Annual goal setting seems like a great idea, but is futile and forgotten by June.
Does it really add value?
We don’t get what we want. We get what we focus on.
Periodic goal-setting drives your focus. Even if the goal-setting process does not seem to endure, you are getting something out of it. Read more about how changing behavior is tied to neuroscience.
Let go of making it perfect. Instead, make it flexible.
- Posture Your Intent
Begin with the understanding that focusing on goals is about keeping some momentum, not making momentous breakthroughs every day. A manageable intent will lead to more success in hitting the marks.
- Brainstorm Possibilities
Consider the areas where you would like to see progress: Business & Professional Development, Wellness, Spirituality, Relationships, Personal (home, garden, family, etc) Brainstorm potential activities and scribble a list.Your strongest effort should be around personal wellness, which will naturally lead to productivity. (My bias, of course)
- Sleep On It
Incubation is important is realizing what your level of ambition is, and what it should be. Give your list a few days, then come back to it and determine what is speaking to you most.
- Formalize Your List
Document what you have chosen to take on for the year. If you have categories (like the areas in Step 2), you may have a categorized list. Once the list becomes too long, check yourself on overkill. You can always add more when you accomplish a few later in the year.
- Make your List a Visible Part of Your Life
Post your list in at least 2 places. The dresser mirror, bathroom countertop, desk blotter, day planner, task list on Outlook, dashboard, or the treadmill panel.
- Edit throughout the Year
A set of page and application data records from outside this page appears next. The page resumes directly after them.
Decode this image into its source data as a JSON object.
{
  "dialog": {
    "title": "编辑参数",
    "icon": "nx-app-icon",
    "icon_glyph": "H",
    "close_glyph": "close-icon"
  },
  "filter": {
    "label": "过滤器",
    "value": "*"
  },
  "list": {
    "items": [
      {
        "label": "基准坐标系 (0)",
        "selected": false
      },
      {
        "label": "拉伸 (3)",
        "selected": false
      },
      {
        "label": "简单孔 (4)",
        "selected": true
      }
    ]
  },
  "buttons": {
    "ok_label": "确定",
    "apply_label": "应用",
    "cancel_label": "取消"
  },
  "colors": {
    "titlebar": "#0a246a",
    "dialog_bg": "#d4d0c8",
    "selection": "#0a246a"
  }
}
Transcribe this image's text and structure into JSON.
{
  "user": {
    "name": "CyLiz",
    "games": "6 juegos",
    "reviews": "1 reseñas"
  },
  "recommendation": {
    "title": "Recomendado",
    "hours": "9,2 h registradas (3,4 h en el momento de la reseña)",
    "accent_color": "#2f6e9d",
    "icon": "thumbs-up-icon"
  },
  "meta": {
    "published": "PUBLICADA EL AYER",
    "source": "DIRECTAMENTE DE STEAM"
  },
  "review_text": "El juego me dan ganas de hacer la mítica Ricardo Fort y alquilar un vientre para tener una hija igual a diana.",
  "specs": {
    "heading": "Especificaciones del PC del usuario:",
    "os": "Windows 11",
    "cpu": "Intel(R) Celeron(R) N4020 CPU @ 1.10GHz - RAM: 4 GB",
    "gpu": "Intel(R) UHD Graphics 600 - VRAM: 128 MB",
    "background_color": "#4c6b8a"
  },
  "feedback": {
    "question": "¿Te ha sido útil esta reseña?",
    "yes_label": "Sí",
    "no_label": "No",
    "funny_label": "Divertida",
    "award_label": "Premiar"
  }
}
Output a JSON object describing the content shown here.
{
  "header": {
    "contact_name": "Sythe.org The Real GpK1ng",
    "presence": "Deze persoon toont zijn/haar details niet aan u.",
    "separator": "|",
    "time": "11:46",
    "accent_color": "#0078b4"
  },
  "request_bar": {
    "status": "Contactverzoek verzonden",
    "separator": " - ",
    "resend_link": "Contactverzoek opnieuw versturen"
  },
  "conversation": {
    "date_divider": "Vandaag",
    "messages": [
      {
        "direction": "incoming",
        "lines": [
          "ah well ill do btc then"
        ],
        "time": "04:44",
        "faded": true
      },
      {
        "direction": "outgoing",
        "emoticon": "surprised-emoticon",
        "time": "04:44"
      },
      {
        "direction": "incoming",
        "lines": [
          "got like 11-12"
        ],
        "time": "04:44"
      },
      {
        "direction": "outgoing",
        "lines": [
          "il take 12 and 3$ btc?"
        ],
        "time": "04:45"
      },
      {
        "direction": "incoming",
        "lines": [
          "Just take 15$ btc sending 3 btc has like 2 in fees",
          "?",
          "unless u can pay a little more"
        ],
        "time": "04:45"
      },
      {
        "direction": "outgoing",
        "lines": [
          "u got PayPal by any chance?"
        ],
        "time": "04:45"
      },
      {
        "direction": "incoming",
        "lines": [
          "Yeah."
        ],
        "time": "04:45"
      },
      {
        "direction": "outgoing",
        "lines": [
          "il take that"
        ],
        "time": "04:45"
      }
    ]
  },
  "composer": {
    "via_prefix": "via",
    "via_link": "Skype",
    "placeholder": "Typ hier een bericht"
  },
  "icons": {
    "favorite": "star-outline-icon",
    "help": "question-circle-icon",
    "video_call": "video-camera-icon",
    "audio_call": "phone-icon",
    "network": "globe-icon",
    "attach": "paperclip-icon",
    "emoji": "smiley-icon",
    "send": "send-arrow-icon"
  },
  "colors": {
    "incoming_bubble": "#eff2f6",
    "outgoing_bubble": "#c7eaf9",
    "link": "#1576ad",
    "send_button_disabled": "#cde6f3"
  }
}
Take satisfaction in crossing off accomplishments. Add new ones if your momentum is good. Don’t beat yourself up for dropped efforts. Instead, acknowledge what happened and why.